  • Have building operations shut down the HVAC system
  • Have remaining building employees search their individual areas for suspicious packages
  • Evacuate area once exit routes are determined safe

If the suspicious package was found:

  • Attempt to establish ownership of the package by asking others around if it is theirs, did anyone see it placed there and if so by who, etc.
  • Check for secondary suspicious packages in area and on routes leading away from the area in which the original package was found
  • Once determined safe, evacuate surrounding area

If you come into contact with a leaked product:
In addition to the above procedures,

  • Isolate yourself from others – leave the room or area
  • Remove all clothing and place in a sealed plastic bag or container
  • Flush your eyes with lots of water
  • Decontaminate yourself using soap and water
  • Change into uncontaminated clothes (clothing stored in drawers or closets is likely to be uncontaminated)
  • Follow directions of emergency response personnel


An “active attacker” is an individual who is engaged in killing or attempting to kill people in a confined and populated area.

Response actions

When an active attacker is in your vicinity, you must immediately react. It is critically important to prepare yourself, mentally and physically, to deal with the situation.

  • Your first action should always be to RUN
  • If getting away from the active attacker is not possible, HIDE
  • If you can’t run, and it isn’t possible to hide, or if you are found, FIGHT


If there is an accessible escape path, attempt to get away from the active attacker. Be sure to:

  • Have an escape route and plan in mind
  • Evacuate regardless of whether others agree to follow
  • Leave your belongings behind
  • Prevent individuals from entering an area where the active attacker may be
  • Keep your hands visible to any emergency response personnel
  • Call 911 when you are safe


If evacuation is not possible, find a place to hide where the active attacker is not likely to find you. Ideally, your hiding place should:
Be out of the active attacker’s view

  • Be in a room with a lockable door or one that can be secured with furniture and/or wedges
  • Have heavy furniture such as cabinets and desks that you can use to block the door and hide behind
  • Have no sources of noise (silence phones, TV, radio, etc.)


If evacuation or hiding out is not possible, as a last resort, you should attempt to disrupt and/or incapacitate the active attacker by:
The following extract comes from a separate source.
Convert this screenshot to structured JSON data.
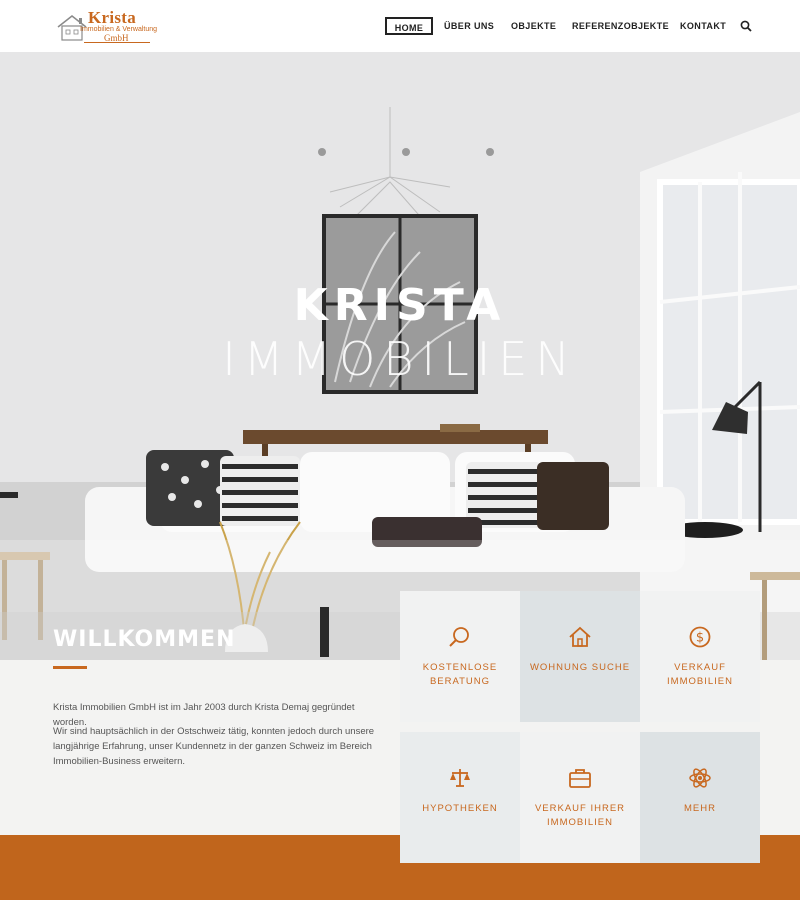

  • Acting as aggressively as possible against them
  • Throwing items and improvising weapons
  • Yelling
  • Committing to your actions
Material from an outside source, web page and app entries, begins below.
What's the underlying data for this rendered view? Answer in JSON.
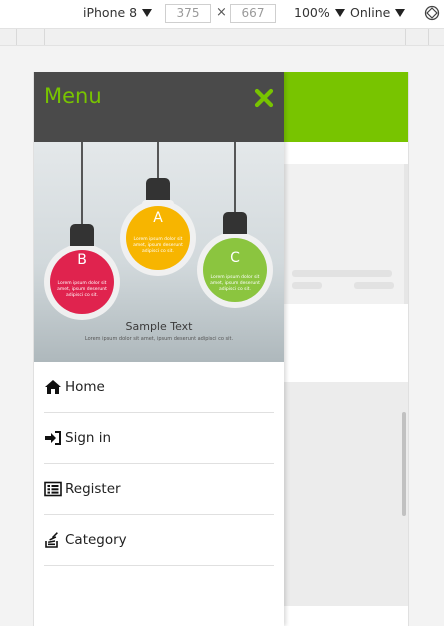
{
  "devtools": {
    "device": "iPhone 8",
    "width": "375",
    "height": "667",
    "zoom": "100%",
    "network": "Online",
    "times_sign": "×"
  },
  "drawer": {
    "title": "Menu",
    "image": {
      "bulbs": [
        {
          "letter": "B",
          "color": "#e0234e",
          "caption": "Lorem ipsum dolor sit amet, ipsum deserunt adipisci co sit."
        },
        {
          "letter": "A",
          "color": "#f7b500",
          "caption": "Lorem ipsum dolor sit amet, ipsum deserunt adipisci co sit."
        },
        {
          "letter": "C",
          "color": "#8bc53f",
          "caption": "Lorem ipsum dolor sit amet, ipsum deserunt adipisci co sit."
        }
      ],
      "sample_text": "Sample Text",
      "sample_caption": "Lorem ipsum dolor sit amet, ipsum deserunt adipisci co sit."
    },
    "items": [
      {
        "label": "Home",
        "icon": "home-icon"
      },
      {
        "label": "Sign in",
        "icon": "sign-in-icon"
      },
      {
        "label": "Register",
        "icon": "register-icon"
      },
      {
        "label": "Category",
        "icon": "category-icon"
      }
    ]
  },
  "colors": {
    "brand": "#78c400",
    "drawer_header": "#4a4a4a"
  }
}
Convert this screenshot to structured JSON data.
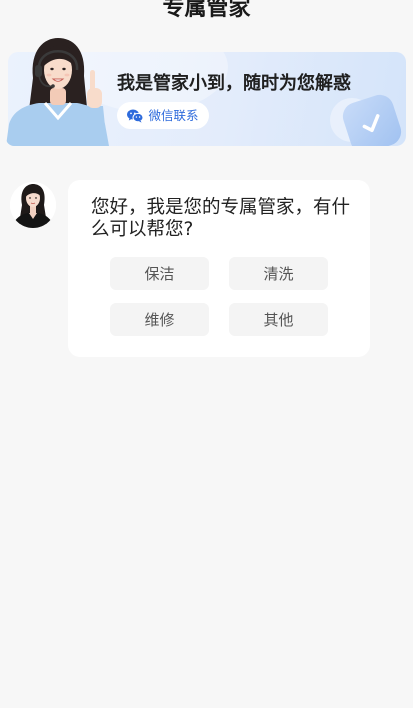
{
  "header": {
    "title": "专属管家"
  },
  "banner": {
    "headline": "我是管家小到，随时为您解惑",
    "wechat_button": {
      "label": "微信联系"
    }
  },
  "chat": {
    "message": "您好，我是您的专属管家，有什么可以帮您?",
    "options": [
      {
        "label": "保洁"
      },
      {
        "label": "清洗"
      },
      {
        "label": "维修"
      },
      {
        "label": "其他"
      }
    ]
  },
  "icons": {
    "wechat": "wechat-icon",
    "decoration": "check-icon"
  },
  "colors": {
    "page_background": "#f7f7f7",
    "banner_background": "#e3ecfb",
    "accent_blue": "#2e6bdc",
    "option_background": "#f4f4f4"
  }
}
Police response
When the police arrive:

  • Remain calm and follow instructions
  • Drop any items in your hands such as bags, jackets, etc.
  • Raise your hands and spread your fingers
  • Avoid quick movements towards the officers
  • Avoid pointing, screaming or yelling
  • Do not ask questions when evacuating

Run/Hide/Fight is used with permission from the City of Houston Mayor’s Office of Public and Homeland Security.


Bomb threats can be delivered in a number of ways including over the phone, through email,
in writing, etc. Bomb threats are designed to disrupt the normal flow of business by creating an atmosphere of anxiety or panic. While the probability of receiving a warning where an explosive device has been placed is quite low, it is important that all threats be treated seriously. Evacuations and/or detailed searches do not automatically occur for all bomb threats. The decisions on actions that are taken is specific to each threat.

In the event of a bomb threat

If you receive a threat by phone, email or mail:

  • Immediately contact security staff
  • Do not delete any email messages
  • Limit handling of a written threat
  • Call 911

If you receive a phone threat:

  • Remain calm and ask the caller the following questions:
    • What time will the bomb explode?
    • Where is it?
    • What does it look like?
    • Where are you calling from?
    • Why did you place the bomb?
    • What is your name?
  • Write down as much information as possible including: the time, telephone number, exact words used, identifying characteristics of the caller, etc.
  • Immediately contact the police through 911
  • Immediately contact security staff
  • Follow the instructions given by security staff and the police